### DATA FOR ANALYSIS
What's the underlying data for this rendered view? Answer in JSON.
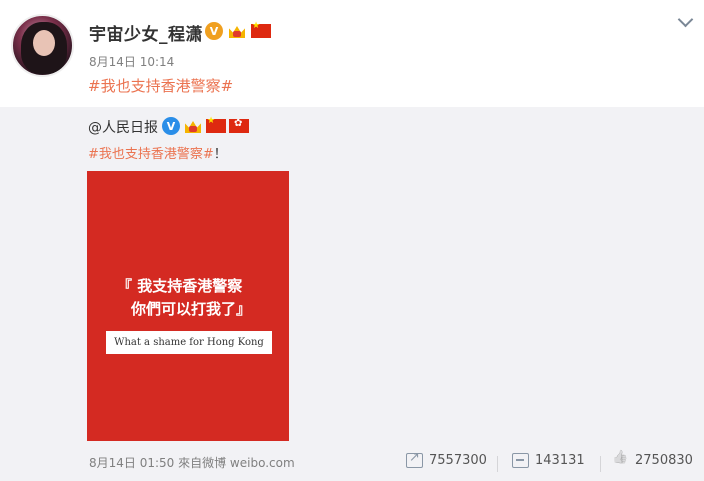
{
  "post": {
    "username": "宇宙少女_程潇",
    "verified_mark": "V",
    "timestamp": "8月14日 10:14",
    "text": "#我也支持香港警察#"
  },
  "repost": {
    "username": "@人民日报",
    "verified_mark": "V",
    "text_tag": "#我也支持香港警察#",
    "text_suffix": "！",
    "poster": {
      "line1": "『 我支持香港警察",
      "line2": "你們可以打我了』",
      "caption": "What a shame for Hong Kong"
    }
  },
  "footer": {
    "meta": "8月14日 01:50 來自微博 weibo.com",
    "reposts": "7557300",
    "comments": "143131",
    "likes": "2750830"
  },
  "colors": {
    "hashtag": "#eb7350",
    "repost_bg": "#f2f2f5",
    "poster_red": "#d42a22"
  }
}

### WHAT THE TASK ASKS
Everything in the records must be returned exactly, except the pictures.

### ANSWER
What's the underlying data for this rendered view? Answer in JSON.
{
  "post": {
    "username": "宇宙少女_程潇",
    "verified_mark": "V",
    "timestamp": "8月14日 10:14",
    "text": "#我也支持香港警察#"
  },
  "repost": {
    "username": "@人民日报",
    "verified_mark": "V",
    "text_tag": "#我也支持香港警察#",
    "text_suffix": "！",
    "poster": {
      "line1": "『 我支持香港警察",
      "line2": "你們可以打我了』",
      "caption": "What a shame for Hong Kong"
    }
  },
  "footer": {
    "meta": "8月14日 01:50 來自微博 weibo.com",
    "reposts": "7557300",
    "comments": "143131",
    "likes": "2750830"
  },
  "colors": {
    "hashtag": "#eb7350",
    "repost_bg": "#f2f2f5",
    "poster_red": "#d42a22"
  }
}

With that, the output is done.